My heart sinks, my face feels hot.
The two kids are screaming and crying. They’re dragging their feet, they’re trying to break free, but they can’t, of course.
Aww, come on, that’s not fair… I can’t turn a blind eye to that! I just said I wasn’t going to get involved, but what’ll happen to those two? Hostages? Brainwashed into child soldiers? Executed for the fun of it?
The specifics don’t matter. No fate under the gurant is a good one. I hate myself, but I have to do something.
My teeth are chattering, my hands are shaky, I feel like I’m basically committing suicide. But I have to do it, that pesky conscious of mine is getting in the way again. Why couldn’t I have been born a psychopath with no regard for human life?
With the kids in hand, the patrol walks back my way on the street. They’re probably heading to a safehouse. The moment their backs are towards me, I’ll strike.
The kids scream, they cry, their little feet are struggling so much to gain traction on the asphalt. They can’t help themselves, there’s nobody else but me who can keep them from being abducted. Even if I hate this, it’s the right choice.
They’re on the other side of the car now, parallel with me on the street. I slowly round the car, making sure I don’t crunch broken glass or cast a shadow. They walk past in a triangle formation, with the man pulling the kids in the front, and the other two are behind him on either side.
I take a deep breath, steady my nerves, and it’s time to go!
I burst out from the car and sprint towards them, screaming in a warcry and making sure to aim higher than the kids.
“AAAAH!” My scream makes the men jump, but it’s the gunshots that cut through the warm night air. After every shot, I quickly pull back the bolt to put a new bullet in the chamber, and the recoil bashes the soft pad against my shoulder. Most of my shots miss, but I’m able to land one shot on the soldier to the right. He’s facing away, so it nails the back of his vest and he’s knocked to the ground. The soldier holding the children springs into alert mode and dives away, releasing his captives and pulling his gun, the third soldier similarly breaks for cover. Despite my best efforts to shoot them while they’re on the ground, all my shots miss. The children have no hearing protection, so they cover their ears the moment their arms are released.

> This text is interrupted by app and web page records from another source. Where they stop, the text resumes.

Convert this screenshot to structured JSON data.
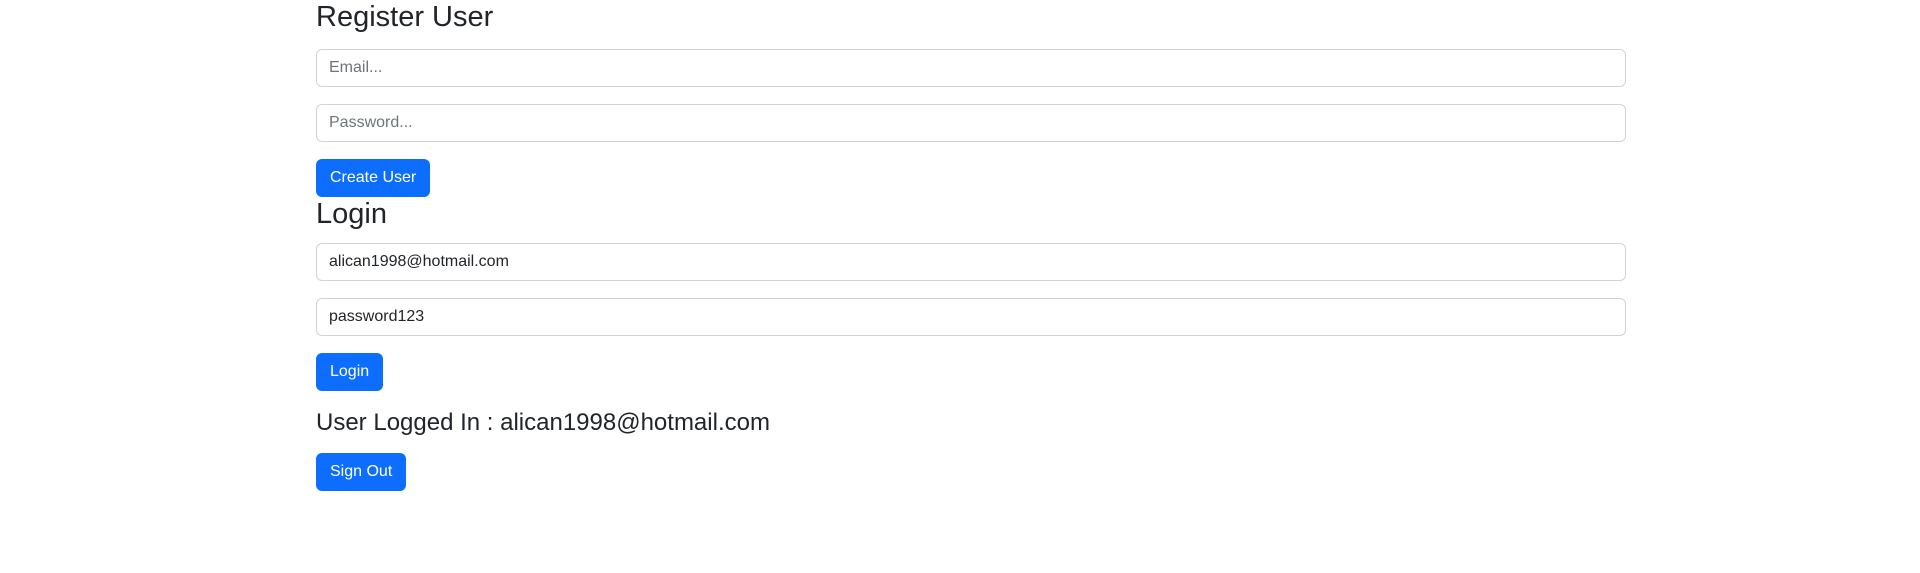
{
  "register": {
    "title": "Register User",
    "email_placeholder": "Email...",
    "email_value": "",
    "password_placeholder": "Password...",
    "password_value": "",
    "create_button_label": "Create User"
  },
  "login": {
    "title": "Login",
    "email_value": "alican1998@hotmail.com",
    "password_value": "password123",
    "login_button_label": "Login"
  },
  "session": {
    "status_text": "User Logged In : alican1998@hotmail.com",
    "signout_button_label": "Sign Out"
  },
  "colors": {
    "primary": "#0d6efd",
    "text": "#212529",
    "border": "#ced4da",
    "placeholder": "#6c757d"
  }
}
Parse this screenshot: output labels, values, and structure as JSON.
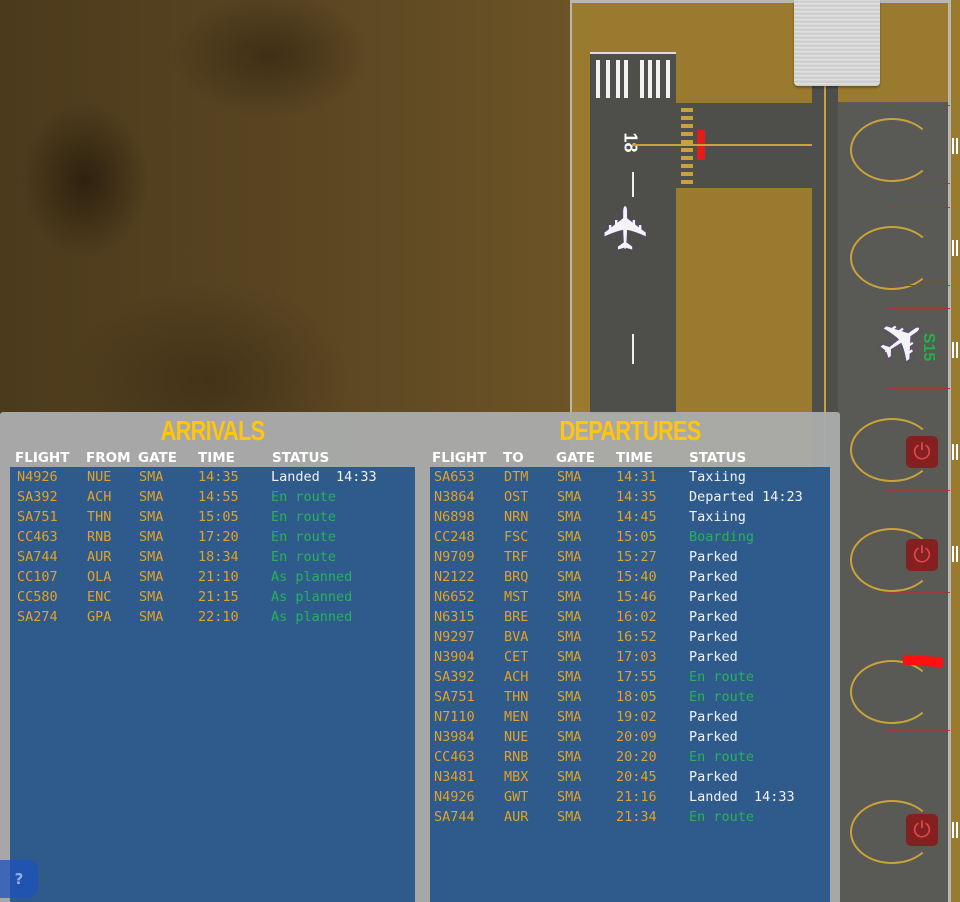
{
  "arrivals": {
    "title": "ARRIVALS",
    "columns": [
      "FLIGHT",
      "FROM",
      "GATE",
      "TIME",
      "STATUS"
    ],
    "rows": [
      {
        "flight": "N4926",
        "from": "NUE",
        "gate": "SMA",
        "time": "14:35",
        "status": "Landed  14:33",
        "status_color": "white"
      },
      {
        "flight": "SA392",
        "from": "ACH",
        "gate": "SMA",
        "time": "14:55",
        "status": "En route",
        "status_color": "green"
      },
      {
        "flight": "SA751",
        "from": "THN",
        "gate": "SMA",
        "time": "15:05",
        "status": "En route",
        "status_color": "green"
      },
      {
        "flight": "CC463",
        "from": "RNB",
        "gate": "SMA",
        "time": "17:20",
        "status": "En route",
        "status_color": "green"
      },
      {
        "flight": "SA744",
        "from": "AUR",
        "gate": "SMA",
        "time": "18:34",
        "status": "En route",
        "status_color": "green"
      },
      {
        "flight": "CC107",
        "from": "OLA",
        "gate": "SMA",
        "time": "21:10",
        "status": "As planned",
        "status_color": "green"
      },
      {
        "flight": "CC580",
        "from": "ENC",
        "gate": "SMA",
        "time": "21:15",
        "status": "As planned",
        "status_color": "green"
      },
      {
        "flight": "SA274",
        "from": "GPA",
        "gate": "SMA",
        "time": "22:10",
        "status": "As planned",
        "status_color": "green"
      }
    ]
  },
  "departures": {
    "title": "DEPARTURES",
    "columns": [
      "FLIGHT",
      "TO",
      "GATE",
      "TIME",
      "STATUS"
    ],
    "rows": [
      {
        "flight": "SA653",
        "to": "DTM",
        "gate": "SMA",
        "time": "14:31",
        "status": "Taxiing",
        "status_color": "white"
      },
      {
        "flight": "N3864",
        "to": "OST",
        "gate": "SMA",
        "time": "14:35",
        "status": "Departed 14:23",
        "status_color": "white"
      },
      {
        "flight": "N6898",
        "to": "NRN",
        "gate": "SMA",
        "time": "14:45",
        "status": "Taxiing",
        "status_color": "white"
      },
      {
        "flight": "CC248",
        "to": "FSC",
        "gate": "SMA",
        "time": "15:05",
        "status": "Boarding",
        "status_color": "green"
      },
      {
        "flight": "N9709",
        "to": "TRF",
        "gate": "SMA",
        "time": "15:27",
        "status": "Parked",
        "status_color": "white"
      },
      {
        "flight": "N2122",
        "to": "BRQ",
        "gate": "SMA",
        "time": "15:40",
        "status": "Parked",
        "status_color": "white"
      },
      {
        "flight": "N6652",
        "to": "MST",
        "gate": "SMA",
        "time": "15:46",
        "status": "Parked",
        "status_color": "white"
      },
      {
        "flight": "N6315",
        "to": "BRE",
        "gate": "SMA",
        "time": "16:02",
        "status": "Parked",
        "status_color": "white"
      },
      {
        "flight": "N9297",
        "to": "BVA",
        "gate": "SMA",
        "time": "16:52",
        "status": "Parked",
        "status_color": "white"
      },
      {
        "flight": "N3904",
        "to": "CET",
        "gate": "SMA",
        "time": "17:03",
        "status": "Parked",
        "status_color": "white"
      },
      {
        "flight": "SA392",
        "to": "ACH",
        "gate": "SMA",
        "time": "17:55",
        "status": "En route",
        "status_color": "green"
      },
      {
        "flight": "SA751",
        "to": "THN",
        "gate": "SMA",
        "time": "18:05",
        "status": "En route",
        "status_color": "green"
      },
      {
        "flight": "N7110",
        "to": "MEN",
        "gate": "SMA",
        "time": "19:02",
        "status": "Parked",
        "status_color": "white"
      },
      {
        "flight": "N3984",
        "to": "NUE",
        "gate": "SMA",
        "time": "20:09",
        "status": "Parked",
        "status_color": "white"
      },
      {
        "flight": "CC463",
        "to": "RNB",
        "gate": "SMA",
        "time": "20:20",
        "status": "En route",
        "status_color": "green"
      },
      {
        "flight": "N3481",
        "to": "MBX",
        "gate": "SMA",
        "time": "20:45",
        "status": "Parked",
        "status_color": "white"
      },
      {
        "flight": "N4926",
        "to": "GWT",
        "gate": "SMA",
        "time": "21:16",
        "status": "Landed  14:33",
        "status_color": "white"
      },
      {
        "flight": "SA744",
        "to": "AUR",
        "gate": "SMA",
        "time": "21:34",
        "status": "En route",
        "status_color": "green"
      }
    ]
  },
  "map": {
    "runway_number": "18",
    "gate_label": "S15",
    "icons": {
      "airplane": "✈",
      "power": "⏻",
      "help": "?"
    }
  },
  "help_button": {
    "label": "?"
  }
}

I’m sorry, kids, but this is the only way I can help…
As I get closer, I let the rifle fall to my side as the strap keeps it by my waist, and in one smooth motion, I scoop the two youths into my arms and continue running as fast as I can down the main street. Adrenaline carries my feet faster than I’ve ever gone before, and one of those soldiers starts shooting in retaliation! I hold the two in front of me, my body armor will give them the best chance of making it out of here.
Running behind a burning truck which spouts a blinding pillar of fire, I jump through the broken door of building those soldiers had previously cleared.

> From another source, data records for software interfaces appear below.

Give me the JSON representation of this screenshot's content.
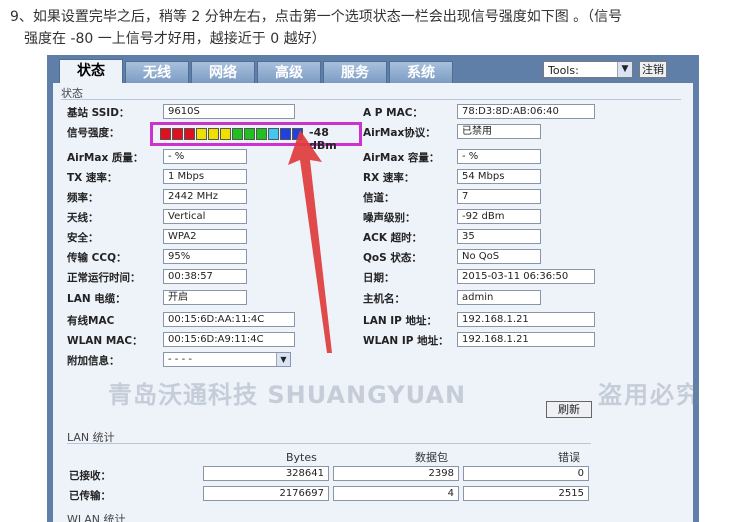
{
  "instruction": {
    "line1": "9、如果设置完毕之后，稍等 2 分钟左右，点击第一个选项状态一栏会出现信号强度如下图 。（信号",
    "line2": "强度在 -80 一上信号才好用，越接近于 0 越好）"
  },
  "tabs": [
    "状态",
    "无线",
    "网络",
    "高级",
    "服务",
    "系统"
  ],
  "tools": {
    "label": "Tools:"
  },
  "logout_label": "注销",
  "status_section": "状态",
  "left_fields": {
    "ssid": {
      "label": "基站 SSID：",
      "value": "9610S"
    },
    "signal": {
      "label": "信号强度：",
      "value": "-48 dBm"
    },
    "airmax_quality": {
      "label": "AirMax 质量：",
      "value": "- %"
    },
    "tx_rate": {
      "label": "TX 速率：",
      "value": "1 Mbps"
    },
    "frequency": {
      "label": "频率：",
      "value": "2442 MHz"
    },
    "antenna": {
      "label": "天线：",
      "value": "Vertical"
    },
    "security": {
      "label": "安全：",
      "value": "WPA2"
    },
    "ccq": {
      "label": "传输 CCQ：",
      "value": "95%"
    },
    "uptime": {
      "label": "正常运行时间：",
      "value": "00:38:57"
    },
    "lan_cable": {
      "label": "LAN 电缆：",
      "value": "开启"
    },
    "wired_mac": {
      "label": "有线MAC",
      "value": "00:15:6D:AA:11:4C"
    },
    "wlan_mac": {
      "label": "WLAN MAC：",
      "value": "00:15:6D:A9:11:4C"
    },
    "extra": {
      "label": "附加信息：",
      "value": "- - - -"
    }
  },
  "right_fields": {
    "ap_mac": {
      "label": "A P MAC：",
      "value": "78:D3:8D:AB:06:40"
    },
    "airmax_protocol": {
      "label": "AirMax协议：",
      "value": "已禁用"
    },
    "airmax_capacity": {
      "label": "AirMax 容量：",
      "value": "- %"
    },
    "rx_rate": {
      "label": "RX 速率：",
      "value": "54 Mbps"
    },
    "channel": {
      "label": "信道：",
      "value": "7"
    },
    "noise": {
      "label": "噪声级别：",
      "value": "-92 dBm"
    },
    "ack_timeout": {
      "label": "ACK 超时：",
      "value": "35"
    },
    "qos": {
      "label": "QoS 状态：",
      "value": "No QoS"
    },
    "date": {
      "label": "日期：",
      "value": "2015-03-11 06:36:50"
    },
    "hostname": {
      "label": "主机名：",
      "value": "admin"
    },
    "lan_ip": {
      "label": "LAN IP 地址：",
      "value": "192.168.1.21"
    },
    "wlan_ip": {
      "label": "WLAN IP 地址：",
      "value": "192.168.1.21"
    }
  },
  "signal_bars": {
    "total": 12,
    "lit": 12,
    "colors": [
      "#e01020",
      "#e01020",
      "#e01020",
      "#f0e000",
      "#f0e000",
      "#f0e000",
      "#20c020",
      "#20c020",
      "#20c020",
      "#40c8f0",
      "#2040e0",
      "#2040e0"
    ]
  },
  "refresh_label": "刷新",
  "lan_stats": {
    "title": "LAN 统计",
    "headers": [
      "Bytes",
      "数据包",
      "错误"
    ],
    "rows": [
      {
        "label": "已接收：",
        "values": [
          "328641",
          "2398",
          "0"
        ]
      },
      {
        "label": "已传输：",
        "values": [
          "2176697",
          "4",
          "2515"
        ]
      }
    ]
  },
  "wlan_stats": {
    "title": "WLAN 统计"
  },
  "watermark": {
    "left": "青岛沃通科技  SHUANGYUAN",
    "right": "盗用必究"
  },
  "colors": {
    "frame": "#5f7fa8",
    "panel": "#eef3fa",
    "highlight": "#cc33cc",
    "arrow": "#e03c3c"
  }
}
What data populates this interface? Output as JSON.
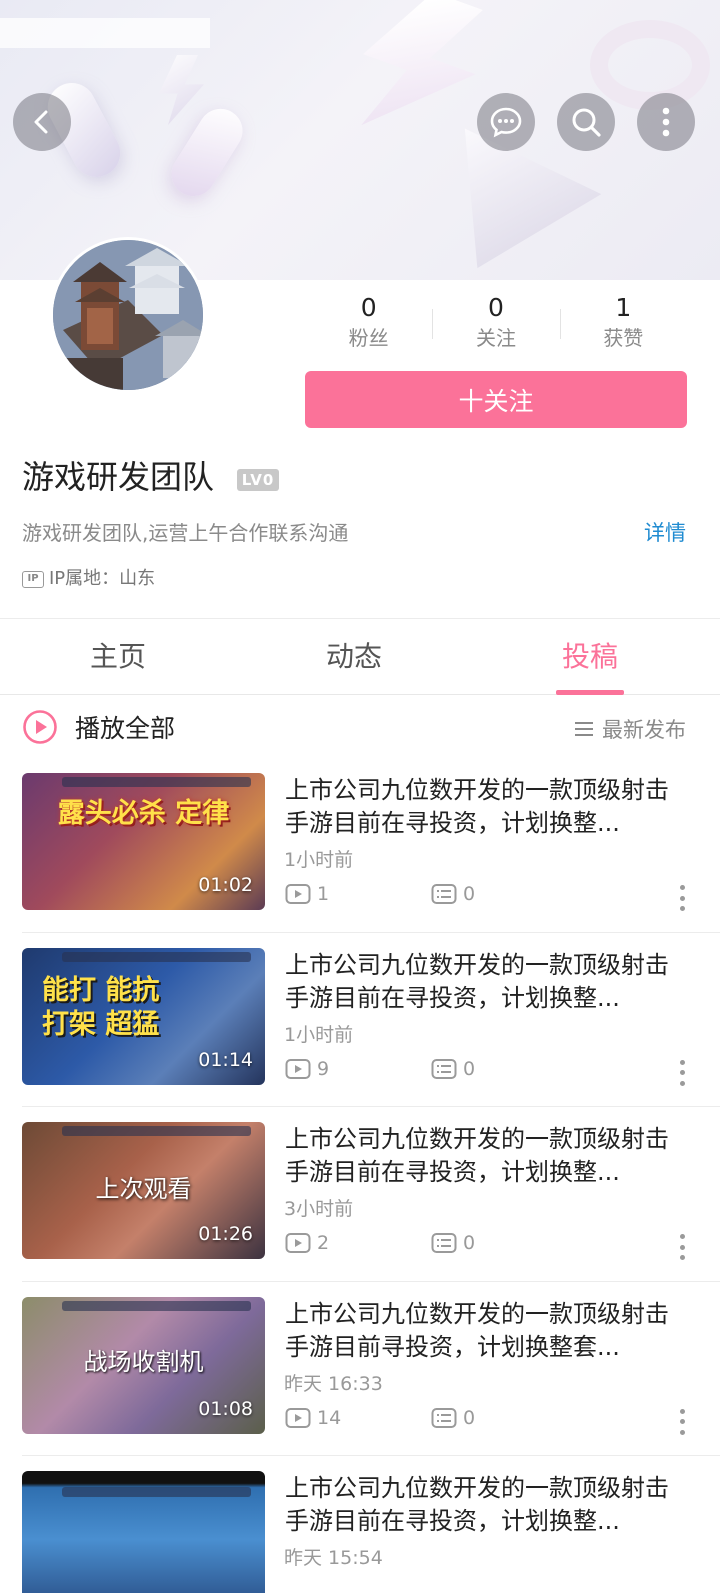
{
  "header": {
    "back_icon": "chevron-left-icon",
    "message_icon": "chat-bubble-icon",
    "search_icon": "search-icon",
    "more_icon": "more-vertical-icon"
  },
  "profile": {
    "name": "游戏研发团队",
    "level": "LV0",
    "bio": "游戏研发团队,运营上午合作联系沟通",
    "detail_link": "详情",
    "ip_badge": "IP",
    "ip_location": "IP属地：山东",
    "stats": [
      {
        "value": "0",
        "label": "粉丝"
      },
      {
        "value": "0",
        "label": "关注"
      },
      {
        "value": "1",
        "label": "获赞"
      }
    ],
    "follow_button": "十关注"
  },
  "tabs": [
    {
      "label": "主页",
      "active": false
    },
    {
      "label": "动态",
      "active": false
    },
    {
      "label": "投稿",
      "active": true
    }
  ],
  "toolbar": {
    "play_all": "播放全部",
    "sort": "最新发布"
  },
  "videos": [
    {
      "title": "上市公司九位数开发的一款顶级射击手游目前在寻投资，计划换整...",
      "time": "1小时前",
      "plays": "1",
      "danmaku": "0",
      "duration": "01:02",
      "thumb_caption": "露头必杀 定律"
    },
    {
      "title": "上市公司九位数开发的一款顶级射击手游目前在寻投资，计划换整...",
      "time": "1小时前",
      "plays": "9",
      "danmaku": "0",
      "duration": "01:14",
      "thumb_caption": "能打 能抗 打架 超猛"
    },
    {
      "title": "上市公司九位数开发的一款顶级射击手游目前在寻投资，计划换整...",
      "time": "3小时前",
      "plays": "2",
      "danmaku": "0",
      "duration": "01:26",
      "thumb_caption": "上次观看"
    },
    {
      "title": "上市公司九位数开发的一款顶级射击手游目前寻投资，计划换整套...",
      "time": "昨天 16:33",
      "plays": "14",
      "danmaku": "0",
      "duration": "01:08",
      "thumb_caption": "战场收割机"
    },
    {
      "title": "上市公司九位数开发的一款顶级射击手游目前在寻投资，计划换整...",
      "time": "昨天 15:54",
      "plays": "",
      "danmaku": "",
      "duration": "",
      "thumb_caption": ""
    }
  ],
  "colors": {
    "accent": "#fb7299",
    "link": "#1f8bd1",
    "muted": "#999999"
  }
}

It worked. It worked! I can’t believe it worked! I actually helped them and broke line of sight. I look down at the two in my arms. Two girls, must be younger than Sopa. Their eyes are closed shut and they’re holding their ears, but I don’t see any blood or bruises.
Maybe what that sayran, Hizan of Mahidi, said is true. Something has to be looking out for me, there’s no good reason why that should have worked as well as it did. I’ll make a little shrine to his god once I’m done here.
There’s alien screams outside and my head whips around to the door. They’ll probably start chasing me, or alert their comrades that some dissident is on the loose. I run towards the back side of the building. It didn’t occur to me that I’d need to flee further than this, I mostly acted on instinct, without a real plan.
If their whole army starts chasing me, then I won’t be able to move as slowly as I had before. I’ll have to make a lot of quick decisions and hope my luck holds up.
No regret for what I’ve done, of course, but things will get harder from here.